Toxic pollutants persist in deepest ocean


Hirondellea gigas are voracious scavengers that consume anything that comes down from the surface. Image via Alan Jamieson

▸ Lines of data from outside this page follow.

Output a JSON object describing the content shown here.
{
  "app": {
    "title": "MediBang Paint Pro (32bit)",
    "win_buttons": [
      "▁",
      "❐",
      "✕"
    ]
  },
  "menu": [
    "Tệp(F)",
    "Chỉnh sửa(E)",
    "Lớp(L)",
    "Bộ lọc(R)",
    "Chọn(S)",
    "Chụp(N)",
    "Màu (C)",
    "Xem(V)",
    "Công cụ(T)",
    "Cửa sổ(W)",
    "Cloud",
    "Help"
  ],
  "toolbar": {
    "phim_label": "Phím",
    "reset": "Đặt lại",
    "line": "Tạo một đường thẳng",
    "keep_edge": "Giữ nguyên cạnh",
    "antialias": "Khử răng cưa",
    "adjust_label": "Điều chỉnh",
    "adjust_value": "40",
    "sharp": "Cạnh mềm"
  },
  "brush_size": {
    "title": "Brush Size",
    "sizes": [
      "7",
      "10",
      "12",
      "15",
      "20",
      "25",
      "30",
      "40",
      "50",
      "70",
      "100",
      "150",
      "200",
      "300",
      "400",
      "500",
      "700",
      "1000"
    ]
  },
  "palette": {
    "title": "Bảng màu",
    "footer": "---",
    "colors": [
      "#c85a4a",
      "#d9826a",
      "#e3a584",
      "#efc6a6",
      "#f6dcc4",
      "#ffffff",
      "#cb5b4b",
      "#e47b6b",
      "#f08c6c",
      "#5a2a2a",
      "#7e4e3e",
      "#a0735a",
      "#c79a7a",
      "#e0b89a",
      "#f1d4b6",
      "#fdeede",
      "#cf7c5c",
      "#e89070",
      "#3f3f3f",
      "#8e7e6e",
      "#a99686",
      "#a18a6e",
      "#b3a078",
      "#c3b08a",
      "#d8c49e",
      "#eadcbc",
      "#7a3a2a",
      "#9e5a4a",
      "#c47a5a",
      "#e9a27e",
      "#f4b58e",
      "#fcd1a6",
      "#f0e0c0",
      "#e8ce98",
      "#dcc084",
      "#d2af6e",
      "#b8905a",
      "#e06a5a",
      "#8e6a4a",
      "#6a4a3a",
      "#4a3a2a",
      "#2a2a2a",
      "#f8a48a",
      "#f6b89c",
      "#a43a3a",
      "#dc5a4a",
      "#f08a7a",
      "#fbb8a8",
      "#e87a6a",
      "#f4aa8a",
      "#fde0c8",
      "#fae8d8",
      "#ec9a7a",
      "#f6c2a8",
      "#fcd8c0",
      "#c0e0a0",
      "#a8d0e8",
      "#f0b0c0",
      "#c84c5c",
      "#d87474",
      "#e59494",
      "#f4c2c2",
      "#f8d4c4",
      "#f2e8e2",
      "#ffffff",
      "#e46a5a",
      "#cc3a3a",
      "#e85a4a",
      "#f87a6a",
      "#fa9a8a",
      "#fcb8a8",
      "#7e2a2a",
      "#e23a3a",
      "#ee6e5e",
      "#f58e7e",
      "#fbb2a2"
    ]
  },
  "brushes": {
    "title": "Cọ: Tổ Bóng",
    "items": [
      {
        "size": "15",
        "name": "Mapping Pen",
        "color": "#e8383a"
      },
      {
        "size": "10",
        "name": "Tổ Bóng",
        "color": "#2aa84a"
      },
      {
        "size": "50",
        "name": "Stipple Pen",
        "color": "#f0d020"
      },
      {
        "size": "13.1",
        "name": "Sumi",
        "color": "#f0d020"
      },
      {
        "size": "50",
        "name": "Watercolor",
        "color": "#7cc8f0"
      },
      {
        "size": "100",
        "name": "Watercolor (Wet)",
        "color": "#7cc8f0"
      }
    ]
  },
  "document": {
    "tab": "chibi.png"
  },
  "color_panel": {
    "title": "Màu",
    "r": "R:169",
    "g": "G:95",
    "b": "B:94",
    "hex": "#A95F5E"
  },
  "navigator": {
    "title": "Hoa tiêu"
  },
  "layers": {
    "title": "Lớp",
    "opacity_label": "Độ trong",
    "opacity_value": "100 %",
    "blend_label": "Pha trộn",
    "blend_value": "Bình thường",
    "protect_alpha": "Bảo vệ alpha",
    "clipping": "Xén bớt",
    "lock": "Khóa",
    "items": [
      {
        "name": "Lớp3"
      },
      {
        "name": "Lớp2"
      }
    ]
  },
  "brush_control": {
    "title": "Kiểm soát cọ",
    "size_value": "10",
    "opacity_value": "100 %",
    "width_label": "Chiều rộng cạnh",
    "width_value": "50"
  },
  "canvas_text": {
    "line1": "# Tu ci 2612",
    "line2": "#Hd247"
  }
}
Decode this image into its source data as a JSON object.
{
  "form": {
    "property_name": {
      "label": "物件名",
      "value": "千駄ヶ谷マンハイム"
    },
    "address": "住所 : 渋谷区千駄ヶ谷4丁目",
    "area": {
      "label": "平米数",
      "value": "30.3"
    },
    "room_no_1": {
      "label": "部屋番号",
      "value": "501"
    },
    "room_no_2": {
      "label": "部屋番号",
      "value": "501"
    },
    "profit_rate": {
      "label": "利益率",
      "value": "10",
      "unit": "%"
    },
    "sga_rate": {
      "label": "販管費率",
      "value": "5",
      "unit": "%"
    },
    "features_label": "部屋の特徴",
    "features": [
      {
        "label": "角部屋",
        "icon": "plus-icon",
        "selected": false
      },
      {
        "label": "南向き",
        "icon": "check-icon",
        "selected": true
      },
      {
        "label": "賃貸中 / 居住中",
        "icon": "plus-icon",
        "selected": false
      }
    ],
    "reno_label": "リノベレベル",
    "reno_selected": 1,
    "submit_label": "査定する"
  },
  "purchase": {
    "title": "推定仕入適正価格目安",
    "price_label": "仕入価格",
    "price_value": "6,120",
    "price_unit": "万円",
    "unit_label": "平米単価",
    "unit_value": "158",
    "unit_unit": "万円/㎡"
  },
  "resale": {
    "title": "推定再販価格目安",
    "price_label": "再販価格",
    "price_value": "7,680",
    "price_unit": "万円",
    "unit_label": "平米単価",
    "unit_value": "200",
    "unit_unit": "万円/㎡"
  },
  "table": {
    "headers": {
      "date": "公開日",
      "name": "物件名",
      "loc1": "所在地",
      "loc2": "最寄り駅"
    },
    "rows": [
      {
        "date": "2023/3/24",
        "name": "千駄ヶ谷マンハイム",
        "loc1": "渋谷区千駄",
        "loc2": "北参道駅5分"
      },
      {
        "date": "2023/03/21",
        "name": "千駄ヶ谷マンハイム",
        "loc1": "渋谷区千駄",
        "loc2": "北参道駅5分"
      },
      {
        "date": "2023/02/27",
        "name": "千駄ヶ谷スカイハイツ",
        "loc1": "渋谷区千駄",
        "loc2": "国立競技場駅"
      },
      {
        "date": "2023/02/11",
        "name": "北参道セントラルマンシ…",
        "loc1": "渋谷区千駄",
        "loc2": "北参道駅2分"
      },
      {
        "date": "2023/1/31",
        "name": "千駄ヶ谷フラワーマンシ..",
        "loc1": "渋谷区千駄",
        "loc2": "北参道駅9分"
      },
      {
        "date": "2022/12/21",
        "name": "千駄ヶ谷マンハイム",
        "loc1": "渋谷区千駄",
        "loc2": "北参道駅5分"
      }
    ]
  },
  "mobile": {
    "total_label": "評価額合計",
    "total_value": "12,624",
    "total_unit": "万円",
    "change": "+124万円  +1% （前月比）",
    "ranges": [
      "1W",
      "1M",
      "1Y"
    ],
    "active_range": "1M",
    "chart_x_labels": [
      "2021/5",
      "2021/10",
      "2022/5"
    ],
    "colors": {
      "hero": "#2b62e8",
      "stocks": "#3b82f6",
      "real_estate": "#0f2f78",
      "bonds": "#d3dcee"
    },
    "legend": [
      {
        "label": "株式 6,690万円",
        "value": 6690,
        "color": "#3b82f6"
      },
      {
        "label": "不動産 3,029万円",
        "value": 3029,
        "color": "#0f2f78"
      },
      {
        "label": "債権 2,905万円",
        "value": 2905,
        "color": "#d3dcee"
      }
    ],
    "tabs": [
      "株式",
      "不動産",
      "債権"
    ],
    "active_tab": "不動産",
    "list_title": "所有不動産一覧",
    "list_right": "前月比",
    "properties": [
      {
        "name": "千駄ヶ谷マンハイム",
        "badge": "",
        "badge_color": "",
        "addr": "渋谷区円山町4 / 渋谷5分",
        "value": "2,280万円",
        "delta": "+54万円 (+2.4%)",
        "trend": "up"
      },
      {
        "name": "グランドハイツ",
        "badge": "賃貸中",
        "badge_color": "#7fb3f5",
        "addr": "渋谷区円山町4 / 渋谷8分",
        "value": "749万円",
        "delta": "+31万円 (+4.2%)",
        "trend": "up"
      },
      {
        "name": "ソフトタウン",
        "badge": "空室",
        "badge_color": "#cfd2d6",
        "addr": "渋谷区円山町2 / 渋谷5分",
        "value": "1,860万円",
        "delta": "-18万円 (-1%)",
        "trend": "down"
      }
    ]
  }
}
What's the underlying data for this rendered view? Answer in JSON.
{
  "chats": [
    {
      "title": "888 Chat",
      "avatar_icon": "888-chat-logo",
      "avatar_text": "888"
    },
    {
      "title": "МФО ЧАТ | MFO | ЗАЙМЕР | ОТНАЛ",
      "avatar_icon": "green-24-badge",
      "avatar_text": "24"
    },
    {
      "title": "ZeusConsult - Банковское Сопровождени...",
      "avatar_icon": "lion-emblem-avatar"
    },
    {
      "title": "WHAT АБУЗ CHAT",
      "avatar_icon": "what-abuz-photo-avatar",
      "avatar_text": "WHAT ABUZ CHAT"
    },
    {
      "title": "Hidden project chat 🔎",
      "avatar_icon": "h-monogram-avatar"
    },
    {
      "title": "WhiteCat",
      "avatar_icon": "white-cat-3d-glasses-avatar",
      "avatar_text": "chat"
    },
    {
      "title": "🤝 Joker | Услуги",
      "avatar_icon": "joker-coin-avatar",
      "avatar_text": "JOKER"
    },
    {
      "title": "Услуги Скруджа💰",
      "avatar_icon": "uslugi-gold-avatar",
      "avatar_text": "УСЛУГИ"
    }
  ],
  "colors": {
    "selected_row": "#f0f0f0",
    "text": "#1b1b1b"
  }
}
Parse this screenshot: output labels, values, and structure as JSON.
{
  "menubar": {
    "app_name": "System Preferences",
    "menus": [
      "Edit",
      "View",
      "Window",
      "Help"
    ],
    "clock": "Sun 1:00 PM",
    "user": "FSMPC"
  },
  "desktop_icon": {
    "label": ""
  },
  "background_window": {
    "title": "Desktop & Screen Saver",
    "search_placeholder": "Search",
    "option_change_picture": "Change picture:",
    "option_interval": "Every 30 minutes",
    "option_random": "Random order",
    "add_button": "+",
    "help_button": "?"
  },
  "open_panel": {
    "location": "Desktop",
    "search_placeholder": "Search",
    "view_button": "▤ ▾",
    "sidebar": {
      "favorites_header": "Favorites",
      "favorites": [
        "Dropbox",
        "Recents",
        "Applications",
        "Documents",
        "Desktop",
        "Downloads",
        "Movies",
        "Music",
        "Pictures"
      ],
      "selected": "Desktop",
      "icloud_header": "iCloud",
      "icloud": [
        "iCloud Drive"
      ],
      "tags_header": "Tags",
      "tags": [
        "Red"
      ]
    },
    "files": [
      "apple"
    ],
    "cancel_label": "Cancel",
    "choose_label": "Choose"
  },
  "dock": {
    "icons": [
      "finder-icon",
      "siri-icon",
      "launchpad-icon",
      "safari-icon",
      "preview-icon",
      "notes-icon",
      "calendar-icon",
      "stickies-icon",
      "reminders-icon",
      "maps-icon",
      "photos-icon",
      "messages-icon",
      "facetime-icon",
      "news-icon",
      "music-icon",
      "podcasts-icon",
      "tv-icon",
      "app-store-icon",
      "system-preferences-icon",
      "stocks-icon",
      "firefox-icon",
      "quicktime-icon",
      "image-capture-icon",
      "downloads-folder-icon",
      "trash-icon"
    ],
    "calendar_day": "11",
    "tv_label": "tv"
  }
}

Scientists have discovered human-made chemicals, banned in the 1970s, in the bodies of creatures living in the deepest parts of the Pacific Ocean. That’s according to a study published February 13, 2017 in Nature Ecology & Evolution.
The British research team sampled amphipods, a type of crustacean that live in the Pacific Ocean’s Mariana and Kermadec trenches. The team used deep-sea landers bring up samples of the organisms that live in the deepest levels of the two trenches – which are over 10 kilometers (6.2 miles) deep and 7,000 kilometers (4,350 miles) apart.
They found extremely high levels of Persistent Organic Pollutants – or POPs – in the organism’s fatty tissue. These include polychlorinated biphenyls (PCBs) and polybrominated diphenyl ethers (PBDEs) which were commonly used as electrical insulators and flame retardants, until they were banned in the 1970s.

Image via BBC